When we were in school, we may have been told that your resume format should basically be your educational and professional history in list form. You should pad it with as much detail as you can, especially when it comes to responsibilities in past positions that may be even remotely related to the current career you are pursuing. Besides the actual formatting, the meat of a resume didn't really change much before the advent of online job searching and recruitment. Even searching for free resume templates may bring up old, outdated formats that won't perform well in today's job marketplace.

As more and more employers and recruiters are using technology to post their job openings, as well as assistance in finding the most relevant resumes for a position, the chances of your resume being read in full by a human continue to decrease. The amount of time with eyes on a resume varies from six seconds to twenty seconds, according to different online sources. This flies in the face of everything we had been told before about the value of a well-padded, in-depth resume. Understanding the latest guidelines for your resume format will help your resume move through the various levels until someone actually looks at it and potentially opens the door to a job interview. Consider these top 3 easy resume writing tips when refreshing your resume:


1. Use the right keywords on your resume
Just as various companies craft their content to improve their Google search rankings, your resume needs to contain keywords that tie your accomplishments and skills back to the job description. It is not only possible, but likely, that a recruiter or employer will use keyword searches to bring up the resumes that they feel will be most worth their time to review. Read the job description carefully and review your resume before submitting it. This may mean tailoring your resume slightly to each position you are applying for, but especially if a certain opening is high on your list, it may be worth the effort to tweak your resume to more closely match the types of keywords they are using in their description.
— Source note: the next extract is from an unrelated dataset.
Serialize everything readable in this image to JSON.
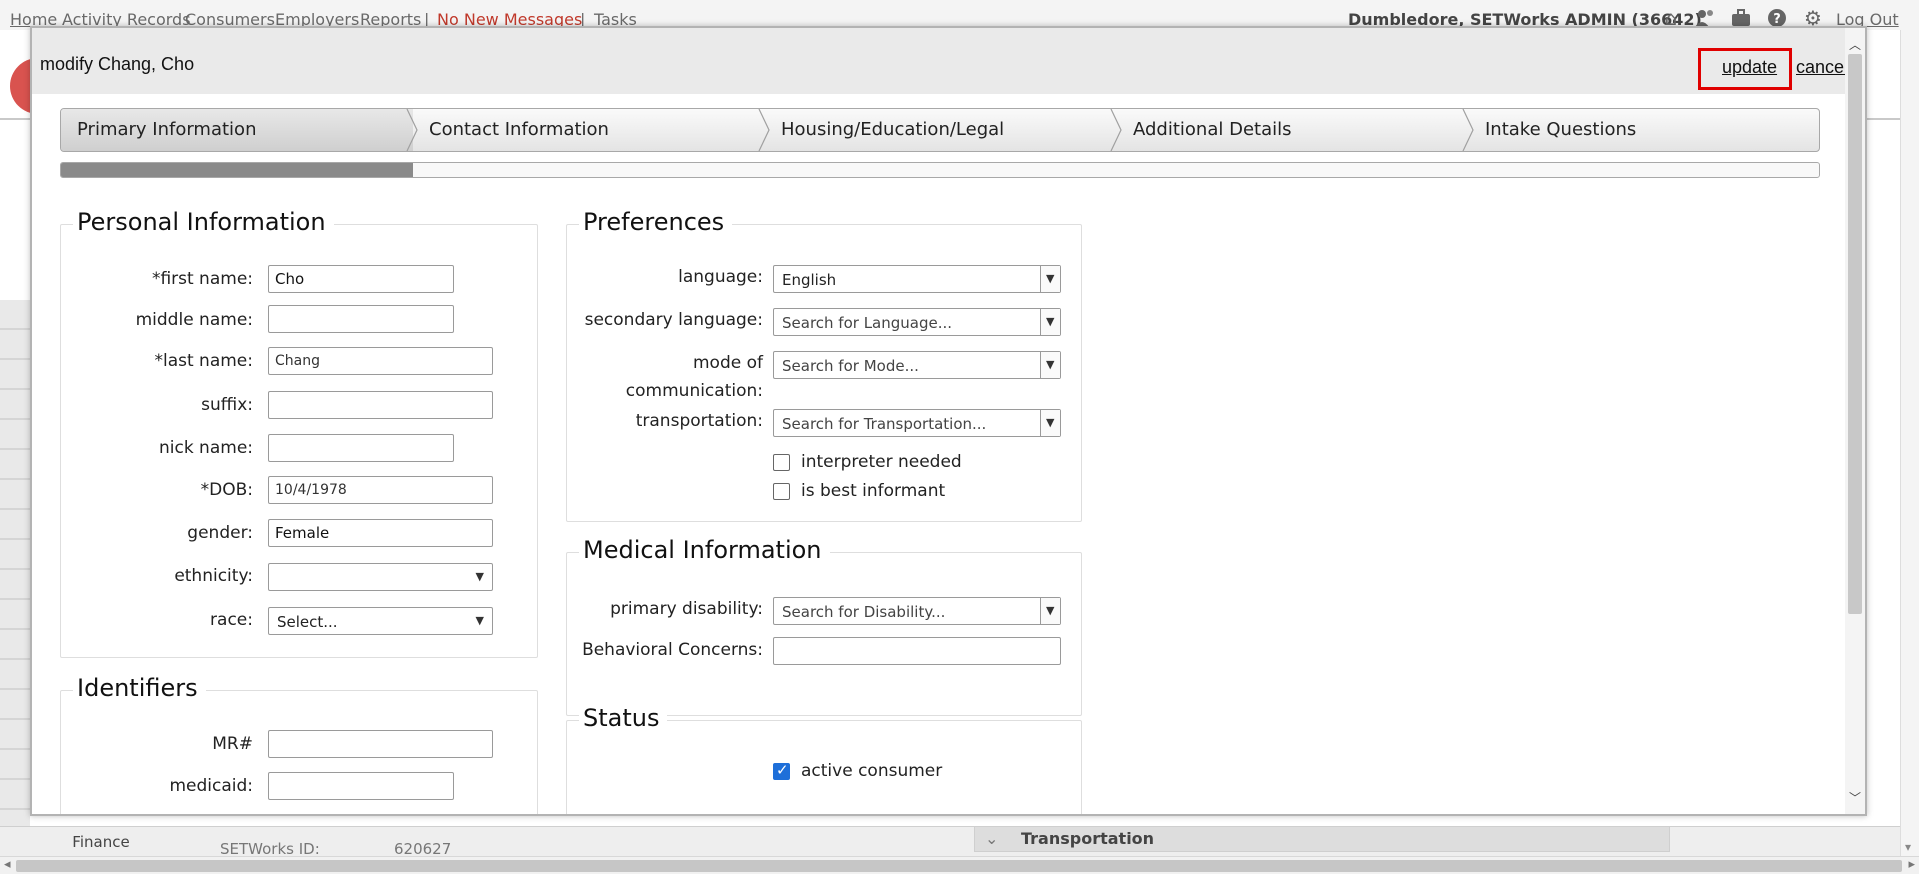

2. Highlight quantifiable achievements and accomplishments
You are not necessarily selling yourself to an employer any longer. Employers are looking for results and want to make sure that whoever they hire is going give them measurable returns, if that's the kind of position you are seeking. If your past positions have any sort of quantifiable achievements that you can provide in your resume, that will give you a much higher leg up than just saying you were a sales representative, for example. Include what kinds of growth you provided for your previous employers, such as a 25% increase in sales with existing buyers or expansion of sales into four new markets.


3. Make sure your resume template is current and on-trend
There are many sites that provide free resume templates to give you an idea of where to start, though as mentioned above, they won't all be relevant today, so use a trusted site like Ladders that stays on top of the trends. Your resume format should be clean and uncluttered. Gone are the days of paragraphs; stick to bullet points that are easy to skim and don't drag out longer that needed. Don't use special fonts or colors to try to stand out, as these will just make your resume look less professional and possibly harder to read. Stick to fonts like Arial, Helvetica, and Calibri with the size set to 10 or 12 point. Even Times New Roman, the gold standard for many years, has lost favor with readability on a computer screen as fewer resumes make it onto paper.


Many of us reuse our resumes and just continue to add to and tweak them as we move forward in our professional careers, but the market has changed and overhauling your resume format may make the difference between someone reading your resume or being lost in cyberspace.